For decades the teaching of art history survey has been built on the canon. The history of art has been tweaked to become the history of Western art. Selected women artist and artists of color have been added along with some art of native and Asian cultures. With some acknowledgement of cultural, social and political forces, as time allows, the focus is still largely artist, date, style.
With new scholarship, new isms and an expansive and expanding array of artists, it’s almost impossible to adequately fit art history into the two-semester survey format. The traditional survey assumes it knows what art is, even if its makers never have called it that. It assumes that chronology is the correct approach, even though in practice most people don’t experience it that way. Still, this approach may work for the traditional college or university curriculum.

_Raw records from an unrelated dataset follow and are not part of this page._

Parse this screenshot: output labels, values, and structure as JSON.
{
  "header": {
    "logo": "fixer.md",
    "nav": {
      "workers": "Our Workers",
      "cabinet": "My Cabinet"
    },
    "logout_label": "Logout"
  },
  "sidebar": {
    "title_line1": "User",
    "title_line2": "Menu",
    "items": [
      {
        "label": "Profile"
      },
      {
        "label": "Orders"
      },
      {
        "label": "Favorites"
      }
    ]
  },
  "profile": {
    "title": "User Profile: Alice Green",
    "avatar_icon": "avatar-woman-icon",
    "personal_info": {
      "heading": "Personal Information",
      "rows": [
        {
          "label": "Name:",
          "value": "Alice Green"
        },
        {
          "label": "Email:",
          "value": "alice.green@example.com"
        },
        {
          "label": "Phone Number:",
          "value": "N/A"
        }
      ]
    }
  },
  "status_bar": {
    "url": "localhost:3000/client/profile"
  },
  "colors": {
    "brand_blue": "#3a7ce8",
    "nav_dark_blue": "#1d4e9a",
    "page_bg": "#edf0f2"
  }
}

But what about an art college? Great art proves its greatness, according to Henry Geldzahler, by always continuing to be new. The meaning of a piece of art in its time is not the meaning of it for artists now. If great art has the power to endure through time and to emerge with fresh meaning and impact, then this is perhaps the important process to investigate. This would be to see art history as a living organism with roots in the past and tentacles in the future. Art would not plod through time, but dart about making connections and defying its boundaries in time and place.
This would be a very difficult and time consuming undertaking. It would be a wonderful opportunity to learn a great deal as well as for falling on your face. It would be a chance to think your way through art history rather than memorize your way through it. It would be a way to answer for yourself the important questions that the canon assumes have been already answered.
If you decide to do this, good luck. Let me know. I want to sit in. I know it’s something I couldn’t do without great trepidation.